* PROBLEM REQUIREMENTS *
Take the lines from the line containing "Convert this screenshot" through the end of the entries and output them exactly, with no pictures and nothing more.

** SUPPLIED MATERIAL follows **

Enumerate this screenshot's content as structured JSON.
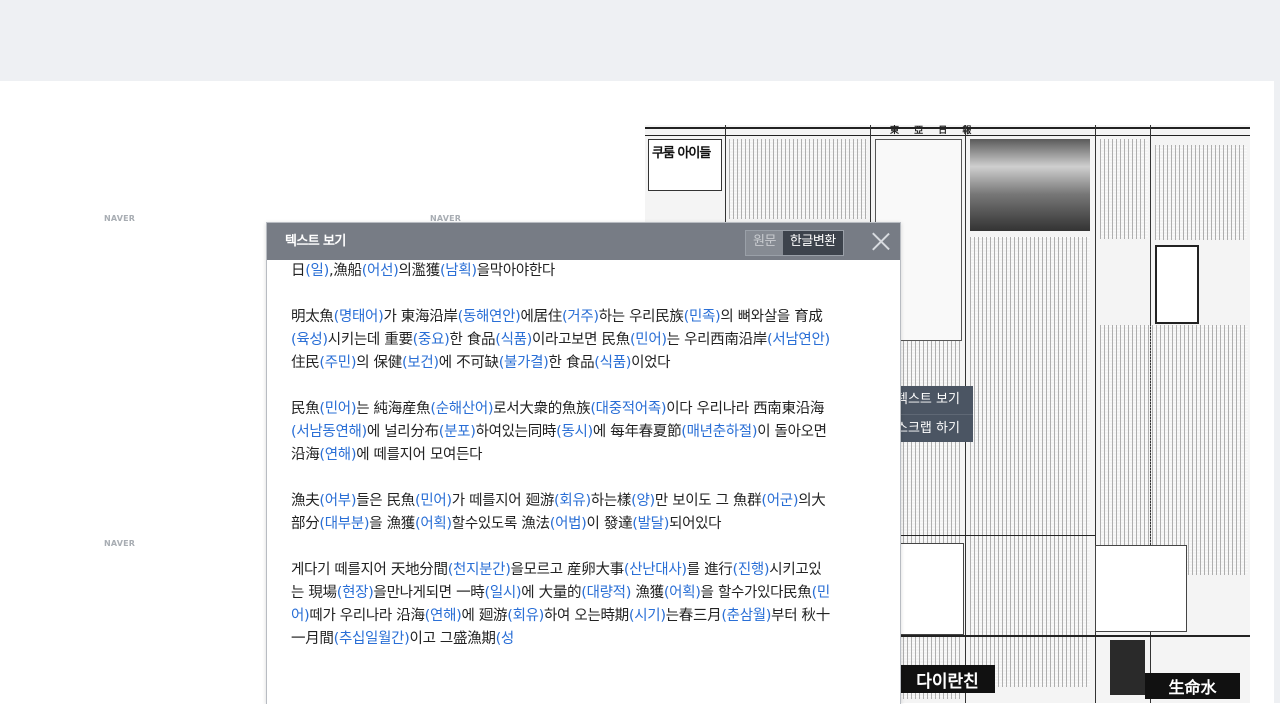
{
  "page": {
    "watermark": "NAVER"
  },
  "panel": {
    "title": "텍스트 보기",
    "toggle_original": "원문",
    "toggle_korean": "한글변환",
    "paragraphs": [
      [
        {
          "t": "日"
        },
        {
          "h": "(일)"
        },
        {
          "t": ","
        },
        {
          "t": "漁船"
        },
        {
          "h": "(어선)"
        },
        {
          "t": "의濫獲"
        },
        {
          "h": "(남획)"
        },
        {
          "t": "을막아야한다"
        }
      ],
      [
        {
          "t": " 明太魚"
        },
        {
          "h": "(명태어)"
        },
        {
          "t": "가 東海沿岸"
        },
        {
          "h": "(동해연안)"
        },
        {
          "t": "에居住"
        },
        {
          "h": "(거주)"
        },
        {
          "t": "하는 우리民族"
        },
        {
          "h": "(민족)"
        },
        {
          "t": "의 뼈와살을 育成"
        },
        {
          "h": "(육성)"
        },
        {
          "t": "시키는데 重要"
        },
        {
          "h": "(중요)"
        },
        {
          "t": "한 食品"
        },
        {
          "h": "(식품)"
        },
        {
          "t": "이라고보면 民魚"
        },
        {
          "h": "(민어)"
        },
        {
          "t": "는 우리西南沿岸"
        },
        {
          "h": "(서남연안)"
        },
        {
          "t": " 住民"
        },
        {
          "h": "(주민)"
        },
        {
          "t": "의 保健"
        },
        {
          "h": "(보건)"
        },
        {
          "t": "에 不可缺"
        },
        {
          "h": "(불가결)"
        },
        {
          "t": "한 食品"
        },
        {
          "h": "(식품)"
        },
        {
          "t": "이었다"
        }
      ],
      [
        {
          "t": " 民魚"
        },
        {
          "h": "(민어)"
        },
        {
          "t": "는 純海産魚"
        },
        {
          "h": "(순해산어)"
        },
        {
          "t": "로서大衆的魚族"
        },
        {
          "h": "(대중적어족)"
        },
        {
          "t": "이다 우리나라 西南東沿海"
        },
        {
          "h": "(서남동연해)"
        },
        {
          "t": "에 널리分布"
        },
        {
          "h": "(분포)"
        },
        {
          "t": "하여있는同時"
        },
        {
          "h": "(동시)"
        },
        {
          "t": "에 每年春夏節"
        },
        {
          "h": "(매년춘하절)"
        },
        {
          "t": "이 돌아오면 沿海"
        },
        {
          "h": "(연해)"
        },
        {
          "t": "에 떼를지어 모여든다"
        }
      ],
      [
        {
          "t": " 漁夫"
        },
        {
          "h": "(어부)"
        },
        {
          "t": "들은 民魚"
        },
        {
          "h": "(민어)"
        },
        {
          "t": "가 떼를지어 廻游"
        },
        {
          "h": "(회유)"
        },
        {
          "t": "하는樣"
        },
        {
          "h": "(양)"
        },
        {
          "t": "만 보이도 그 魚群"
        },
        {
          "h": "(어군)"
        },
        {
          "t": "의大部分"
        },
        {
          "h": "(대부분)"
        },
        {
          "t": "을 漁獲"
        },
        {
          "h": "(어획)"
        },
        {
          "t": "할수있도록 漁法"
        },
        {
          "h": "(어법)"
        },
        {
          "t": "이 發達"
        },
        {
          "h": "(발달)"
        },
        {
          "t": "되어있다"
        }
      ],
      [
        {
          "t": " 게다기 떼를지어 天地分間"
        },
        {
          "h": "(천지분간)"
        },
        {
          "t": "을모르고 産卵大事"
        },
        {
          "h": "(산난대사)"
        },
        {
          "t": "를 進行"
        },
        {
          "h": "(진행)"
        },
        {
          "t": "시키고있는 現場"
        },
        {
          "h": "(현장)"
        },
        {
          "t": "을만나게되면 一時"
        },
        {
          "h": "(일시)"
        },
        {
          "t": "에 大量的"
        },
        {
          "h": "(대량적)"
        },
        {
          "t": " 漁獲"
        },
        {
          "h": "(어획)"
        },
        {
          "t": "을 할수가있다民魚"
        },
        {
          "h": "(민어)"
        },
        {
          "t": "떼가 우리나라 沿海"
        },
        {
          "h": "(연해)"
        },
        {
          "t": "에 廻游"
        },
        {
          "h": "(회유)"
        },
        {
          "t": "하여 오는時期"
        },
        {
          "h": "(시기)"
        },
        {
          "t": "는春三月"
        },
        {
          "h": "(춘삼월)"
        },
        {
          "t": "부터 秋十一月間"
        },
        {
          "h": "(추십일월간)"
        },
        {
          "t": "이고 그盛漁期"
        },
        {
          "h": "(성"
        }
      ]
    ]
  },
  "context_menu": {
    "items": [
      "텍스트 보기",
      "스크랩 하기"
    ]
  },
  "newspaper": {
    "masthead": "東 亞 日 報",
    "ad_bottom_left": "다이란친",
    "ad_bottom_right": "生命水",
    "ad_top_left": "쿠룸 아이들"
  }
}
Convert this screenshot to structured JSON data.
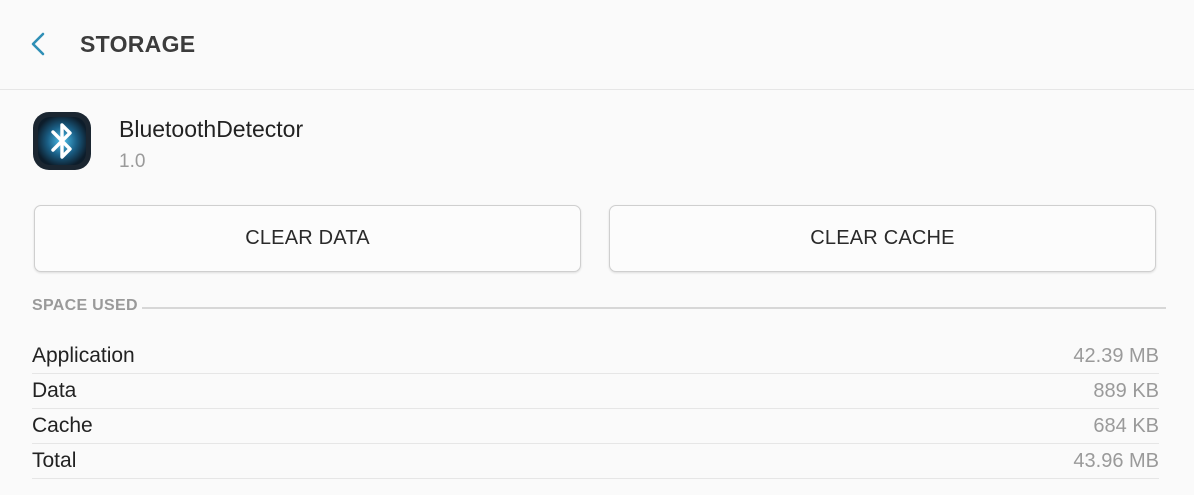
{
  "header": {
    "title": "STORAGE",
    "back_icon": "chevron-left-icon",
    "accent_color": "#2f8fb6"
  },
  "app": {
    "name": "BluetoothDetector",
    "version": "1.0",
    "icon": "bluetooth-icon"
  },
  "actions": {
    "clear_data_label": "CLEAR DATA",
    "clear_cache_label": "CLEAR CACHE"
  },
  "space_used": {
    "header": "SPACE USED",
    "rows": [
      {
        "label": "Application",
        "value": "42.39 MB"
      },
      {
        "label": "Data",
        "value": "889 KB"
      },
      {
        "label": "Cache",
        "value": "684 KB"
      },
      {
        "label": "Total",
        "value": "43.96 MB"
      }
    ]
  }
}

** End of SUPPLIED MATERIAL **

* OUTPUT FOR THIS TASK *
Convert this screenshot to structured JSON data.
{
  "header": {
    "title": "STORAGE",
    "back_icon": "chevron-left-icon",
    "accent_color": "#2f8fb6"
  },
  "app": {
    "name": "BluetoothDetector",
    "version": "1.0",
    "icon": "bluetooth-icon"
  },
  "actions": {
    "clear_data_label": "CLEAR DATA",
    "clear_cache_label": "CLEAR CACHE"
  },
  "space_used": {
    "header": "SPACE USED",
    "rows": [
      {
        "label": "Application",
        "value": "42.39 MB"
      },
      {
        "label": "Data",
        "value": "889 KB"
      },
      {
        "label": "Cache",
        "value": "684 KB"
      },
      {
        "label": "Total",
        "value": "43.96 MB"
      }
    ]
  }
}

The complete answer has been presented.